As I stated, these were not “deadbeat” dads. Both were involved in a system that is supposed to have the best interests of the children of the parents involved. But from the beginning, not just Stone and Scott, but so many others, often find themselves behind issues that end up insurmountable. It was easy to find stories about “dads” in this situation, and I could have probably found some where the mothers were the ones being treated as “deadbeats” also, ending in tragic consequences.
But as an advocate for so many different causes, it is often one story that provokes me, unable to hold my tongue anymore about a particular issue.
A post appeared on my Facebook feed that just tore my heart out. Completely tragic just as the two other instances mentioned above, but as my obscenity stated above, it left me with a feeling, when will it be enough for the courts to recognize that when both parents want to be involved in their child’s life, EVERYTHING must be done to make sure of it.
I will not quote the entire post. But it is summarized this way. It has been officially two years, that the father took his own life, having been completely consumed emotionally as an alienated father. The post goes on to point out those that contributed to the construction of the alienation, accept no blame, in spite of their orchestrated harassment, instead saying he had mental issues (let’s examine this… keeping a father away from his children… making his children hate him when all through their lives all they had ever done was love them… no… that is not mental issues. That is sabotage and alienation of a parent).

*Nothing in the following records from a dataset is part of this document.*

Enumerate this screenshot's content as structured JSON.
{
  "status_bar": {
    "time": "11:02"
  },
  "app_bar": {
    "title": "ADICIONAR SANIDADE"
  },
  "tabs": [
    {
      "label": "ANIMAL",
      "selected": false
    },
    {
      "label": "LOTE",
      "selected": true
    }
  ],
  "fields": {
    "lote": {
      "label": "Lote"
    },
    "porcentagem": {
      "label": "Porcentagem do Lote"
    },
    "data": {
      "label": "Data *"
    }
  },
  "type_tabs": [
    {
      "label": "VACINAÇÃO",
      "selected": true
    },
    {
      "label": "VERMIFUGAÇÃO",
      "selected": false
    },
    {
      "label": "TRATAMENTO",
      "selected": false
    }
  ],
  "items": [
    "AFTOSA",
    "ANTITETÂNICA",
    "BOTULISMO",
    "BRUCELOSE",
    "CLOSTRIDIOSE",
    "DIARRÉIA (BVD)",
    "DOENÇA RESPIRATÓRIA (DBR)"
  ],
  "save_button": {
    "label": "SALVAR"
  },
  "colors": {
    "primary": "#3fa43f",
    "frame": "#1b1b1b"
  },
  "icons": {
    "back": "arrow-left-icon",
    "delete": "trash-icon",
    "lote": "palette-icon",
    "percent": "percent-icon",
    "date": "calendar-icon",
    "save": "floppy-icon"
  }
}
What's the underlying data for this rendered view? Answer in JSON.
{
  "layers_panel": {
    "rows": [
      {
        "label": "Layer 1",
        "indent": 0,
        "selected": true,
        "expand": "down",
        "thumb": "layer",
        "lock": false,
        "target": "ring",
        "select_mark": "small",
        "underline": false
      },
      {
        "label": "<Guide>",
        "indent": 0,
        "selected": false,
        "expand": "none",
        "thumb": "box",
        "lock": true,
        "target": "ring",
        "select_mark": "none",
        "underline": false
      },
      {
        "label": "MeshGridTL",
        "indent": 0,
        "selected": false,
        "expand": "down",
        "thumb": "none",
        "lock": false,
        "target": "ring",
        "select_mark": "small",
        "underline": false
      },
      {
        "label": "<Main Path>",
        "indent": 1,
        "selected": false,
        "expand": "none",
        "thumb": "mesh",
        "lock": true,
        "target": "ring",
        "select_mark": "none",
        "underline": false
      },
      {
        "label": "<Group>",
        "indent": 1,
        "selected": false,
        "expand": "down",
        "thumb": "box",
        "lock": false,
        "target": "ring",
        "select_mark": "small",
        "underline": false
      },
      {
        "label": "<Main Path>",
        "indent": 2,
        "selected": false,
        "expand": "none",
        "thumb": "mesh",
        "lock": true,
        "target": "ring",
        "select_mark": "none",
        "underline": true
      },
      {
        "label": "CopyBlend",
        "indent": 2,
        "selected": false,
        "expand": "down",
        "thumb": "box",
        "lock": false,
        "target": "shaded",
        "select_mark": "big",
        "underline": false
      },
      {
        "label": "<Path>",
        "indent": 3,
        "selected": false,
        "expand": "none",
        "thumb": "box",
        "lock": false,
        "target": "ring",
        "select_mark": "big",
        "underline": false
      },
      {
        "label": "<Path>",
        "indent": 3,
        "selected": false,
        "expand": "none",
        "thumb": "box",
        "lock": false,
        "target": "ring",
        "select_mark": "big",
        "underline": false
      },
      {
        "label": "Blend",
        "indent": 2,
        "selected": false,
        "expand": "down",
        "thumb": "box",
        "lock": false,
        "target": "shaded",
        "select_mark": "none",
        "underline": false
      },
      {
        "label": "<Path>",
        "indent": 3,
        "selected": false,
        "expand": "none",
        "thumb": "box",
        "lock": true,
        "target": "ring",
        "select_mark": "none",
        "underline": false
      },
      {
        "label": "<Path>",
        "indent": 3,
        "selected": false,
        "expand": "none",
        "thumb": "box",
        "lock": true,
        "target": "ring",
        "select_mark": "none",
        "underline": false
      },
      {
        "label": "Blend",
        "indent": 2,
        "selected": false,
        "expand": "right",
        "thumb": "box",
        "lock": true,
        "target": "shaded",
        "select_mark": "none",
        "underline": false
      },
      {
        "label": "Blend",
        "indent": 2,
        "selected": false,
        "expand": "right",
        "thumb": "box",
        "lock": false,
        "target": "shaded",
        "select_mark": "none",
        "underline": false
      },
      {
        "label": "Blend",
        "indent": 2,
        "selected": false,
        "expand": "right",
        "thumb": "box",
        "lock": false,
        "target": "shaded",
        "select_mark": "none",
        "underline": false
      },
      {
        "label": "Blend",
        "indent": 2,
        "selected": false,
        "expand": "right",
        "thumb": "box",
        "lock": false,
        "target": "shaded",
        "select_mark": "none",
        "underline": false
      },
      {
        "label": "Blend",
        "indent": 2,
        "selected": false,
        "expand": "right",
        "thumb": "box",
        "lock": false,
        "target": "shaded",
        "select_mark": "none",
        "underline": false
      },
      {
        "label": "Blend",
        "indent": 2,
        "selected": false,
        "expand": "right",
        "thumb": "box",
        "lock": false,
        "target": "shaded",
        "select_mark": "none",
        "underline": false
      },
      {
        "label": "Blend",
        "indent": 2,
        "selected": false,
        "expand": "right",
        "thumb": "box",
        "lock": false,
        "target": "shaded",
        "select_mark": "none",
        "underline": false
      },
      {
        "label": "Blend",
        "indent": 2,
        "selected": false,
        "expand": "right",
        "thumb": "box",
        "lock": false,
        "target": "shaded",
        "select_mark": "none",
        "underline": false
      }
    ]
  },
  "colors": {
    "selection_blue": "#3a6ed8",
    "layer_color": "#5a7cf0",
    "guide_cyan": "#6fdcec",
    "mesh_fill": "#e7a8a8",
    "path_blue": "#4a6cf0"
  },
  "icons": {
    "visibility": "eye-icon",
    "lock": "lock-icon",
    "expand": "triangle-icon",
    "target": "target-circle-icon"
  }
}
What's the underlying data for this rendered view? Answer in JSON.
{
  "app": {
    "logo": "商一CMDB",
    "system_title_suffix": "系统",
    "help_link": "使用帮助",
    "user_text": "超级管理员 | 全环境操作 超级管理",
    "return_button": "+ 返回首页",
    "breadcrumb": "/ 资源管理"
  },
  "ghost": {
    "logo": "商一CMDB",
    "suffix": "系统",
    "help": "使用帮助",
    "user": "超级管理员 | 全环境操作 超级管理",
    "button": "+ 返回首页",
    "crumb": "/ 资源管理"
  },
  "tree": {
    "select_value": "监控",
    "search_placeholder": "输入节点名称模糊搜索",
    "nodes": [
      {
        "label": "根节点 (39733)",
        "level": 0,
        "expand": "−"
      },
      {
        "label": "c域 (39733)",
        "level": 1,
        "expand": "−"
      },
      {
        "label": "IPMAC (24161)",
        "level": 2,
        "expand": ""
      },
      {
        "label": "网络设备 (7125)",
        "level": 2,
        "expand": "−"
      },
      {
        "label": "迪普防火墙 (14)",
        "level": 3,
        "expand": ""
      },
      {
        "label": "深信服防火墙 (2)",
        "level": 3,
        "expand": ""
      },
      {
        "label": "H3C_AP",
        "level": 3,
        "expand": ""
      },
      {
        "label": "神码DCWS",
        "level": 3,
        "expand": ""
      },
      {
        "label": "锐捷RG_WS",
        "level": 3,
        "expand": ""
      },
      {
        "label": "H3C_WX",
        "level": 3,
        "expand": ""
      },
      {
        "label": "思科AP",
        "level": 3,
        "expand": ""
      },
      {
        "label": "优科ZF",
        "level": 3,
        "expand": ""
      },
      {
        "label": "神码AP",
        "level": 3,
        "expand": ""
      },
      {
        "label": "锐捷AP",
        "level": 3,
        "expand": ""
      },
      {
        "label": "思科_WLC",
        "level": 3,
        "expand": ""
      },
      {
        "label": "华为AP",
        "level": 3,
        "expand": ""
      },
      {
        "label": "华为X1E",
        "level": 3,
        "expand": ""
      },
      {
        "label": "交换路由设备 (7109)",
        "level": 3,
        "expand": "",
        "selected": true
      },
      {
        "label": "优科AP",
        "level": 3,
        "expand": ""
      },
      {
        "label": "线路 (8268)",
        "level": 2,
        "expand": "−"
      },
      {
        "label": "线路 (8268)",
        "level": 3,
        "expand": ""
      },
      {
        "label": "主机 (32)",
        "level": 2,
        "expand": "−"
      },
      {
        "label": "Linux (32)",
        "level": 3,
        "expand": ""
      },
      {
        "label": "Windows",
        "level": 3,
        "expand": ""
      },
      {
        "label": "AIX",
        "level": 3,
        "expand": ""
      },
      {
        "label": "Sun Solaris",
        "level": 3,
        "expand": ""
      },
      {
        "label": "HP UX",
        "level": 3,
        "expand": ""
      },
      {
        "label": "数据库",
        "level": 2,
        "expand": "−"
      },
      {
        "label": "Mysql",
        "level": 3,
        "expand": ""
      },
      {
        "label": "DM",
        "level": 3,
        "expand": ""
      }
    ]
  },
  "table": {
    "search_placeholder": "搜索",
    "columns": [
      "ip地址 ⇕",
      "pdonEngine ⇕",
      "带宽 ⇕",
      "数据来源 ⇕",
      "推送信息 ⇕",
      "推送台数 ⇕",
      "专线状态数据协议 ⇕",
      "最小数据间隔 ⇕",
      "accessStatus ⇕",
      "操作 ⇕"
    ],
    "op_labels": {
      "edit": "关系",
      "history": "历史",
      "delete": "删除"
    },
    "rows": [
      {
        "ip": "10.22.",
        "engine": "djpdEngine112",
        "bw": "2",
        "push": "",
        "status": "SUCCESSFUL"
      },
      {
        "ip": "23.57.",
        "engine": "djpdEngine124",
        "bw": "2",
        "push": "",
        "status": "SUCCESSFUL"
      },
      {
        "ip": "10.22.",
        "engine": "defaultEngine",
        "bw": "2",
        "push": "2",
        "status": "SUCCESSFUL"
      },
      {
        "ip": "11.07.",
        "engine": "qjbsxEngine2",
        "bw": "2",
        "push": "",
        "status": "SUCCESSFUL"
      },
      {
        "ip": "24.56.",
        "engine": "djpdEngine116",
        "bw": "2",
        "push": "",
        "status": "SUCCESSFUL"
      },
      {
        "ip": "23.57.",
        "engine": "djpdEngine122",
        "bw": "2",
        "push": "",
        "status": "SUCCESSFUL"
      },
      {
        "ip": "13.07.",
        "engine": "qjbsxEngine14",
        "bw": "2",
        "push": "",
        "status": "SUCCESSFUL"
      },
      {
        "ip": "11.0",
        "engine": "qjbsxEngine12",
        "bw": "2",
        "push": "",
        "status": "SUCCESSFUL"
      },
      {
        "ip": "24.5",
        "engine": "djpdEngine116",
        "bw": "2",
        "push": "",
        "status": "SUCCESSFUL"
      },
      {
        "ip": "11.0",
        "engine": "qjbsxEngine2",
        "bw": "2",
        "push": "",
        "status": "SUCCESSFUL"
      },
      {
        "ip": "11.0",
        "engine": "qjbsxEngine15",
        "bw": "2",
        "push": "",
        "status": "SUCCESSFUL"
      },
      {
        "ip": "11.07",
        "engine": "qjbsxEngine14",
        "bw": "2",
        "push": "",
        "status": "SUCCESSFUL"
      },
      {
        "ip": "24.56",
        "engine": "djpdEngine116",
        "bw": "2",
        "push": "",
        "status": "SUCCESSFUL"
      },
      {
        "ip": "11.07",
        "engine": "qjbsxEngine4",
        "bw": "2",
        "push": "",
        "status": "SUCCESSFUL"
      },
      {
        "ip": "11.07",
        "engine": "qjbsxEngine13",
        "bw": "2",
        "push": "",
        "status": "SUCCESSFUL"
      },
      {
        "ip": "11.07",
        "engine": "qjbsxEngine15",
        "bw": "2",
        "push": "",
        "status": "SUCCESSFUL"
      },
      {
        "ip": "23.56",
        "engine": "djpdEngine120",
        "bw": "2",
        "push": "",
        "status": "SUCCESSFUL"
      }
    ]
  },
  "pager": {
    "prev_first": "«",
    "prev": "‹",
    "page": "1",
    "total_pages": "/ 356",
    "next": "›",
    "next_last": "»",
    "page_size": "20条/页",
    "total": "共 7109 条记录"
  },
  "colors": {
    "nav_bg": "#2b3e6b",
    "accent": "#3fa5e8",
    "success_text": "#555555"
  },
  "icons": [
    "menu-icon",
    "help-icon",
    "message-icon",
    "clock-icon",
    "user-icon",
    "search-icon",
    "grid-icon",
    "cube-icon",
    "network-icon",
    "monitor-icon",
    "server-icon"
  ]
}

The author of the post was recalling this tragedy for a particular post he wanted to write, when he was contacted by another father, who had actually telephoned the author to inform him that his 15 year-old son had committed suicide. Clearly this was a result of parental alienation. And here is why. The father himself had struggled with the mother for nearly six years with custody, and attempted suicide himself. Fortunately, he did not succeed. But the ramifications were tragic. His son blamed himself for his father’s feelings of hopelessness, and took his own life. Because of the father’s attempt on his own life, he had just one fifteen minute conversation with his son until his son had taken his own life. This should have been a wake up call for everyone, but it was not.
To add insult to injury, no one on the father’s side, had even been notified of the child’s passing until the day of the funeral.
I am going to turn my final comment on this to gender neutral because it is not okay for either parent to ever allow a child to take the blame for something the two parents caused themselves, and were not able to fix. A parent seeking revenge and being spiteful, teaching the child to hate the other parent, just because the custodial parent hates the former spouse is wrong. There is nothing that happened in the marriage that is ever the child’s fault. The recipient of a divorce paper hurts, of course they do. But a child loves both their parents. A child only learns hate when it is taught by either the parent, family of the hurt parent, or friends of the custodial parent who along with the family have no clue, nor any interest in what is best for the child, only loyalty to the custodial parent.
A child has the right to love both of their parents unconditionally. No court, no lawyers, no in-laws, no friends, and definitely no parent has the right to interfere with that.